What is needed: How many lines below contain the word "chocolate"? Reply solely with the number.

○ ○ ○

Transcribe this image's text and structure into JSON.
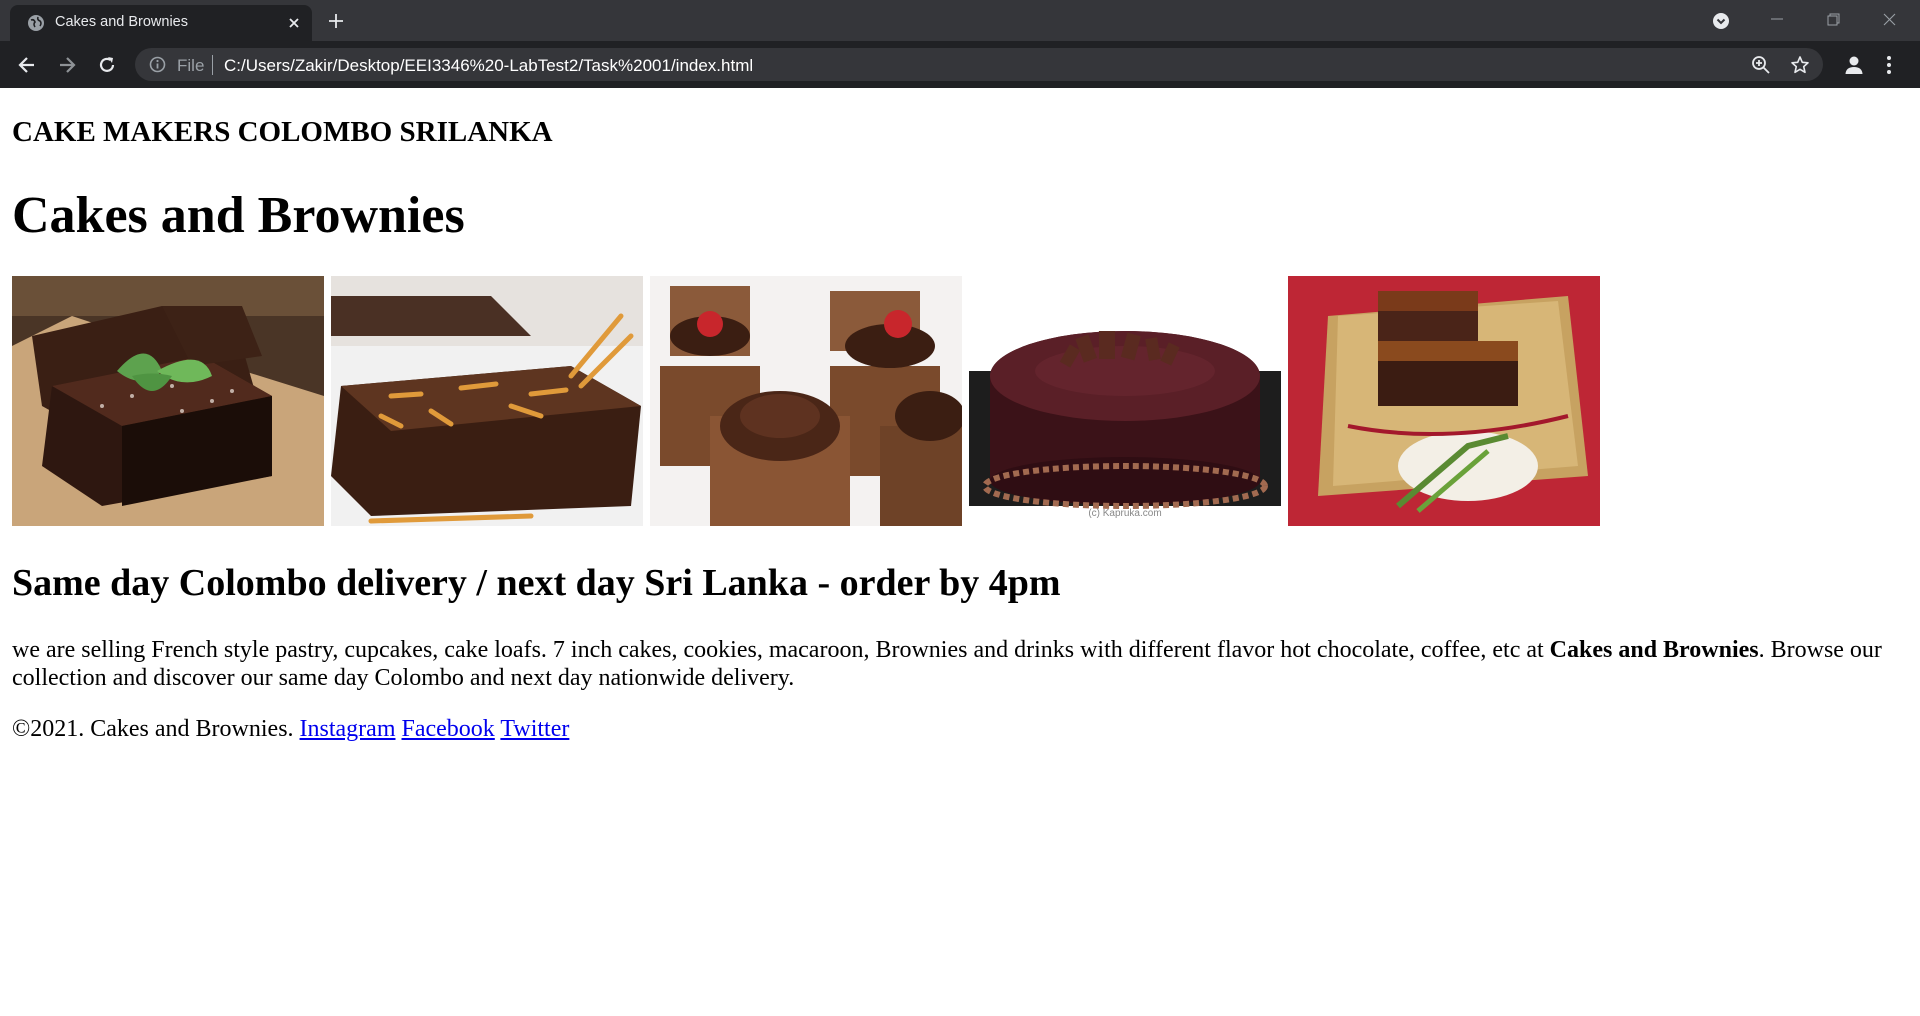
{
  "browser": {
    "tab_title": "Cakes and Brownies",
    "url_scheme": "File",
    "url": "C:/Users/Zakir/Desktop/EEI3346%20-LabTest2/Task%2001/index.html"
  },
  "page": {
    "brand_heading": "CAKE MAKERS COLOMBO SRILANKA",
    "title": "Cakes and Brownies",
    "gallery": [
      {
        "name": "brownies-with-mint-photo"
      },
      {
        "name": "brownie-with-pretzels-photo"
      },
      {
        "name": "chocolate-cupcake-brownies-photo"
      },
      {
        "name": "chocolate-cake-photo",
        "caption": "(c) Kapruka.com"
      },
      {
        "name": "caramel-brownies-photo"
      }
    ],
    "delivery_heading": "Same day Colombo delivery / next day Sri Lanka - order by 4pm",
    "description_before": "we are selling French style pastry, cupcakes, cake loafs. 7 inch cakes, cookies, macaroon, Brownies and drinks with different flavor hot chocolate, coffee, etc at ",
    "description_bold": "Cakes and Brownies",
    "description_after": ". Browse our collection and discover our same day Colombo and next day nationwide delivery.",
    "footer_text": "©2021. Cakes and Brownies.",
    "footer_links": [
      "Instagram",
      "Facebook",
      "Twitter"
    ]
  }
}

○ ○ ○

Answer to this exercise: 3